Payers can ensure that they are ready to compete in this new healthcare marketplace by following these three simple steps:
- Evaluate new healthcare business models: Payers should become familiar with the new business models that have been adopted or proposed, and should begin to make decisions related to which models they will want to support.
- Understand existing capabilities and identify gaps: Payers should carefully evaluate all of their existing systems and then determine which of the new healthcare business models cannot be supported by their current technology infrastructure.
- Implement required improvements: Once there is a clear understanding of both the new models that the payer wants to support and the limitations of their current systems, a plan should be created that details how the organization will transform its healthcare technology infrastructure in order to achieve its business goals. Given the rate of change in the market and the number of new options that will likely emerge over the next several years, payers should also make sure that they are choosing systems and technologies that will position them to be able to quickly and easily support additional models as they are announced.
Payers will continue to face significant changes over the coming years. Those that prepare now will find themselves ready to address many of the new opportunities that the market will offer. These industry leaders will have the opportunity to help shape the new world of 21st-century healthcare.
The patient will see you now
By Gary Kolbeck, president, LodgeNet Healthcare
The year of 2012 will mark the healthcare system’s shift to a true patient-centered focus that will have a profound and lasting impact on both patients and the healthcare delivery system. The push for greater patient-centeredness was one of the six goals identified in the Institute of Medicine’s landmark 2001 report, “Crossing the Quality Chasm.” So why – a full decade later – is patient engagement finally emerging as a priority?
Not surprisingly, the threat of financial penalties and the upside of improved outcomes are major drivers. Patient engagement requirements for hospitals (as contained in federal health-reform initiatives for value-based purchasing, meaningful use, avoidable hospital readmissions and the creation of ACOs) are jump-starting patient engagement efforts because non-compliance will substantially reduce Medicare reimbursement rates.
The soaring increase in often-preventable, lifestyle-related chronic conditions – which account for about three-quarters of all U.S. healthcare spending – has also created a sense of urgency. Research has shown that when patients become more knowledgeable about their conditions and understand the consequences of ignoring needed treatment and making poor behavior choices, they often stop being bystanders and start actively participating in their care.

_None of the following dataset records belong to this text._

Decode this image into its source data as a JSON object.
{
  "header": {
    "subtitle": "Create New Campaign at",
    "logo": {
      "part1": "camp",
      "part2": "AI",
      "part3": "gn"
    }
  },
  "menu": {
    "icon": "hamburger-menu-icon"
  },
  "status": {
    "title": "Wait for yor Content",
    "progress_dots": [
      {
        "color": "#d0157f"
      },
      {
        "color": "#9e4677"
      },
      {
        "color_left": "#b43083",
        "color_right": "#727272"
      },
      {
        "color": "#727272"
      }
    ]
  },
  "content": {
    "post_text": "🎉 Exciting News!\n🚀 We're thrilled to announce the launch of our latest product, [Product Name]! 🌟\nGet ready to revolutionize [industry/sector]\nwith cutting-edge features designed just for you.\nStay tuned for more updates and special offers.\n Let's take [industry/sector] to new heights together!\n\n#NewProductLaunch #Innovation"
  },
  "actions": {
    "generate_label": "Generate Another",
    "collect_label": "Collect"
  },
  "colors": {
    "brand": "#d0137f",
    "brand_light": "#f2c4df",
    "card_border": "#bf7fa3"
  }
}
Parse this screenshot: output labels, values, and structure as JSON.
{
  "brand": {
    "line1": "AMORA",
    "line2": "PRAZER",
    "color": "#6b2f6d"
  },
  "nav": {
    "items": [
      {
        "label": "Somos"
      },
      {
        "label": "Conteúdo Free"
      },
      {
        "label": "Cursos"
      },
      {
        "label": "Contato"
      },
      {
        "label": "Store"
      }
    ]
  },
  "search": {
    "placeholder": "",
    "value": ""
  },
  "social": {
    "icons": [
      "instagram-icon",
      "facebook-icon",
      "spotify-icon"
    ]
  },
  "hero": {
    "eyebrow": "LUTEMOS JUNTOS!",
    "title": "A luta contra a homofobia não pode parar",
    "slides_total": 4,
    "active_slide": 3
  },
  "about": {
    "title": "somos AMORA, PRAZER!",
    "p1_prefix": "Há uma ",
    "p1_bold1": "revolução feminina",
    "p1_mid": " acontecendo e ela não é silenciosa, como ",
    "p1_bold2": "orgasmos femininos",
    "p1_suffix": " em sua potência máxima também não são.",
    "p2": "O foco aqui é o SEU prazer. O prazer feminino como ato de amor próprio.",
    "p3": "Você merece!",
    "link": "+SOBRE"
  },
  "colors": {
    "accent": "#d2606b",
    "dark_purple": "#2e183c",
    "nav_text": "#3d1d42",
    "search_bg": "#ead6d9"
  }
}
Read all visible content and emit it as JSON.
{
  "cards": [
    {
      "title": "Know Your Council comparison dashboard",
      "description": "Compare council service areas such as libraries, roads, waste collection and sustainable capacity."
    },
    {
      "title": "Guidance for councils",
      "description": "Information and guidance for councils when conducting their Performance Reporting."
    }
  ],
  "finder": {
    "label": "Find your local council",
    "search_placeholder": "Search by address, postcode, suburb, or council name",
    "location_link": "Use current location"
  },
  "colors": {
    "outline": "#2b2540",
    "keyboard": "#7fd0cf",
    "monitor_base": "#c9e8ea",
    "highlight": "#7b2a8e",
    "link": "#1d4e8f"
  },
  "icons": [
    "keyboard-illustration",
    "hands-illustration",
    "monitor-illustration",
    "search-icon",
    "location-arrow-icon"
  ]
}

As patient engagement becomes a priority, many hospitals will leverage their existing in-room TVs to empower patients via the use of an interactive system that includes shared decision-making tools, personalized information and education videos prescribed by care team members. Following discharge, patients will continue to receive education content and helpful information (such as medication and testing reminders) via cell phones, computers and other web-enabled devices. In addition, patient-initiated data captured during hospitalization will be shared with other care providers via EMRs, thus improving communications across the care continuum.
Patient engagement will continue to gain ground in 2012, resulting in improved care transitions, better clinical outcomes and reduced preventable readmissions.